A portrait of Polish Prince Władysław Zygmunt (Ladislaus Sigismund), from the workshop of the Flemish master Peter Paul Rubens, has become the property of the Wawel Castle in Kraków, southern Poland.
The work, in oil on canvas, dating from around 1624, has been on long-term loan from the Metropolitan Museum of Art in New York since 1977.
Wawel Castle spokeswoman Urszula Wolak-Dudek said that last week it received a letter from Max Hollein, the director of the Metropolitan Museum, with a suggestion that the painting could become the property of the Wawel Castle as “a token of friendship and cooperation between our museums and our countries.”
The director of Wawel Castle, Andrzej Betlej, said: “This is a significant event for Polish museum collections, in view of the high merit of the royal portrait, one of the key elements of the Wawel Castle’s stately rooms. The loan was extended on an annual basis. This time, in response to our request for an extension, we were told we could keep the painting as a gift. Naturally, we have accepted the gift with gratitude. The legal formalities will be settled shortly.”
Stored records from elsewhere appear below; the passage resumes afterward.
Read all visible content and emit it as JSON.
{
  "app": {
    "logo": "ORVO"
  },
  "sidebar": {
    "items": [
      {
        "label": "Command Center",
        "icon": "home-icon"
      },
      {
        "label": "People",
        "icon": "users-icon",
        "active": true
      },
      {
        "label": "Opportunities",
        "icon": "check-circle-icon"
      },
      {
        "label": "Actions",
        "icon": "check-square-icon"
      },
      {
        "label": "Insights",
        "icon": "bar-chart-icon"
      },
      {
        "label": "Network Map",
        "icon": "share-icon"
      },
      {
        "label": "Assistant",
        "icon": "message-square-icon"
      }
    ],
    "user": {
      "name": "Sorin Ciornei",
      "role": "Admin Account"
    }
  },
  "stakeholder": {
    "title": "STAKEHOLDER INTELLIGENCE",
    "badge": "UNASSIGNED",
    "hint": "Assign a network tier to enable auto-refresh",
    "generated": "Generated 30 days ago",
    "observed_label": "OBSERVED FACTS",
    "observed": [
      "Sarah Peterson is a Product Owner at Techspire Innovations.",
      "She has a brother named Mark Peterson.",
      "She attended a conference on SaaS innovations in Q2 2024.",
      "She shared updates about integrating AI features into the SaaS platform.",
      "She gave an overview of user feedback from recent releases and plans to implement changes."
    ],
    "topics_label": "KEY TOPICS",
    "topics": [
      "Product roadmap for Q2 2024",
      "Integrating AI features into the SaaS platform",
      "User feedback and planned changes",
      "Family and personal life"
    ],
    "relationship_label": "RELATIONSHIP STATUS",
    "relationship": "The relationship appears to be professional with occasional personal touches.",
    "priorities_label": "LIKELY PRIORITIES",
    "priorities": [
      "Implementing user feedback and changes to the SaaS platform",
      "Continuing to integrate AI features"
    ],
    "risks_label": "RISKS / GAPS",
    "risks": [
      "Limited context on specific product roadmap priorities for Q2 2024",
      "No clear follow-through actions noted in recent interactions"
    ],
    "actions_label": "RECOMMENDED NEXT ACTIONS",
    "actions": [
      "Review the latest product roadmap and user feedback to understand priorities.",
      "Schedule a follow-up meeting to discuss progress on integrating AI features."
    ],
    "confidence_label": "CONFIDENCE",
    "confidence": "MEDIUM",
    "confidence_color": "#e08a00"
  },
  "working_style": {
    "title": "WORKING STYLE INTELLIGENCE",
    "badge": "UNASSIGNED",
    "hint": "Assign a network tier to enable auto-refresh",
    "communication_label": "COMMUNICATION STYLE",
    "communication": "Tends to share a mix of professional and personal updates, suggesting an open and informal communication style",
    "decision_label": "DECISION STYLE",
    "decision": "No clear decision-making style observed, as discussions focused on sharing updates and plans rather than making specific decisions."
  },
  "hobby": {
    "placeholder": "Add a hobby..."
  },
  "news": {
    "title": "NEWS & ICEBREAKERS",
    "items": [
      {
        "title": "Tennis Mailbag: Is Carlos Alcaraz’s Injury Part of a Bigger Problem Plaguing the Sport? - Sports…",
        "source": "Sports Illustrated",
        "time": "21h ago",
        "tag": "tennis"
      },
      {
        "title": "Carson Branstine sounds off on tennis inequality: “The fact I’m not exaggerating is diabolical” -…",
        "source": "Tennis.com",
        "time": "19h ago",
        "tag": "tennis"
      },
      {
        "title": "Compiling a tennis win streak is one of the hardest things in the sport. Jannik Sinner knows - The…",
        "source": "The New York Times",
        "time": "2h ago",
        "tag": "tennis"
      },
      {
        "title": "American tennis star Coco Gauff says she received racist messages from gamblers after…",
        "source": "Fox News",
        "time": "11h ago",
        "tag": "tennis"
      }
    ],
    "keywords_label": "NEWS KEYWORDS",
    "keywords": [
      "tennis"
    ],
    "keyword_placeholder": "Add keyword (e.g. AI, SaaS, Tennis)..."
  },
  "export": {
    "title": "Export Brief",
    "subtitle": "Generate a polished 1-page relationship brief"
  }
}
Rubens himself never visited Poland but Polish Prince Władysław Zygmunt, the future King Ladislaus IV, could have met the artist when on a Grand Tour of western and southern Europe. Historical records speak of his visit to Rubens’ studio in September 1624.
The portrait shows the prince dressed in Spanish clothes, knee-length, in front of a billowing curtain, with a golden chain and the insignia of the Golden Fleece on his breast, an order bestowed on him in 1615 by Philip III of Spain.
His right hand rests on a commander’s baton. He is wearing a black costume embroidered in gold on the sleeves, with white lace cuffs and collar, a coat flung across his left shoulder, the gilt handle of his sword visible by his left side, and a large brimmed hat with a tassel decorated with jewels and feathers.